Write every record below out exactly; no images.

- - - - -

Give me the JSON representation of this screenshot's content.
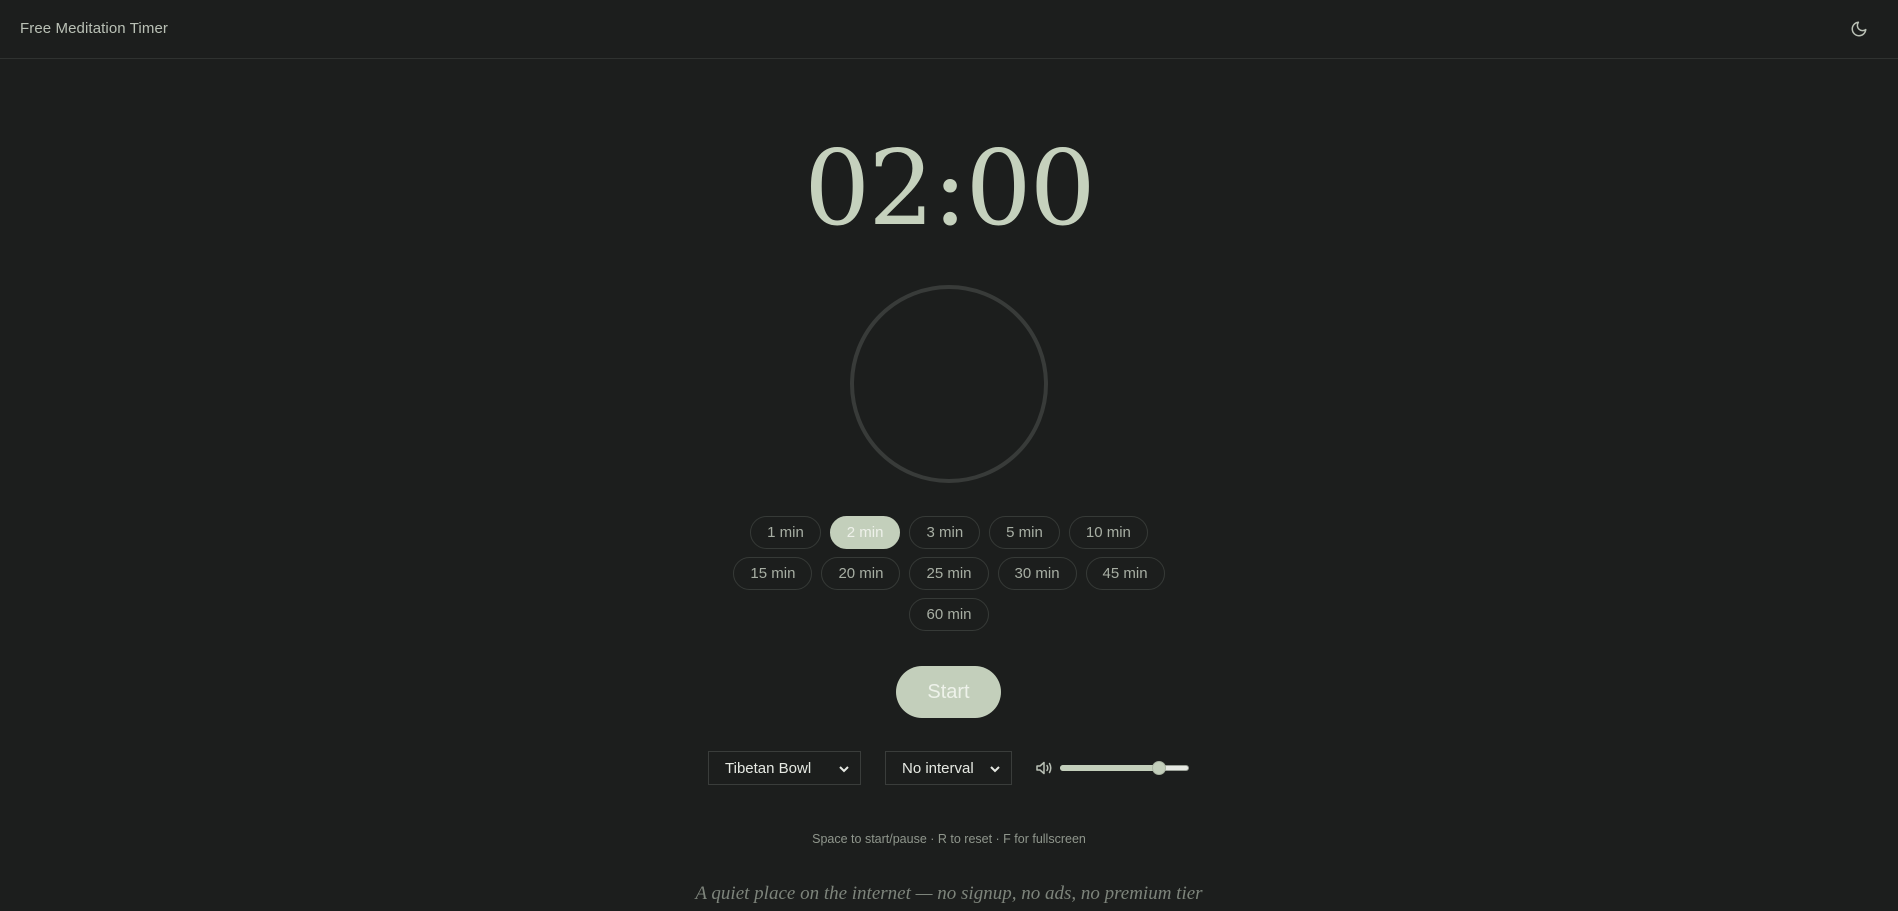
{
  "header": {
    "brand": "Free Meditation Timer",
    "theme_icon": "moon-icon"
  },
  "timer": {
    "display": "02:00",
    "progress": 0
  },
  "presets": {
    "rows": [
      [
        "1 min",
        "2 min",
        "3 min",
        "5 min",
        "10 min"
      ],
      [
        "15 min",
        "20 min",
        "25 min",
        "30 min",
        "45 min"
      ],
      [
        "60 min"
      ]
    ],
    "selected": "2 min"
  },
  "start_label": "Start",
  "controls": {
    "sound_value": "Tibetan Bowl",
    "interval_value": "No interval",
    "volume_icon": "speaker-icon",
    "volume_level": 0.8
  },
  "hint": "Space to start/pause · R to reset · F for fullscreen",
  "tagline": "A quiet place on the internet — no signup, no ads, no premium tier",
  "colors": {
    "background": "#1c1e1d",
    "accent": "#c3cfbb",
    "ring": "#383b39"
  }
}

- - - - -

▸ **Answer to the exercise**:
Give me the JSON representation of this screenshot's content.
{
  "header": {
    "brand": "Free Meditation Timer",
    "theme_icon": "moon-icon"
  },
  "timer": {
    "display": "02:00",
    "progress": 0
  },
  "presets": {
    "rows": [
      [
        "1 min",
        "2 min",
        "3 min",
        "5 min",
        "10 min"
      ],
      [
        "15 min",
        "20 min",
        "25 min",
        "30 min",
        "45 min"
      ],
      [
        "60 min"
      ]
    ],
    "selected": "2 min"
  },
  "start_label": "Start",
  "controls": {
    "sound_value": "Tibetan Bowl",
    "interval_value": "No interval",
    "volume_icon": "speaker-icon",
    "volume_level": 0.8
  },
  "hint": "Space to start/pause · R to reset · F for fullscreen",
  "tagline": "A quiet place on the internet — no signup, no ads, no premium tier",
  "colors": {
    "background": "#1c1e1d",
    "accent": "#c3cfbb",
    "ring": "#383b39"
  }
}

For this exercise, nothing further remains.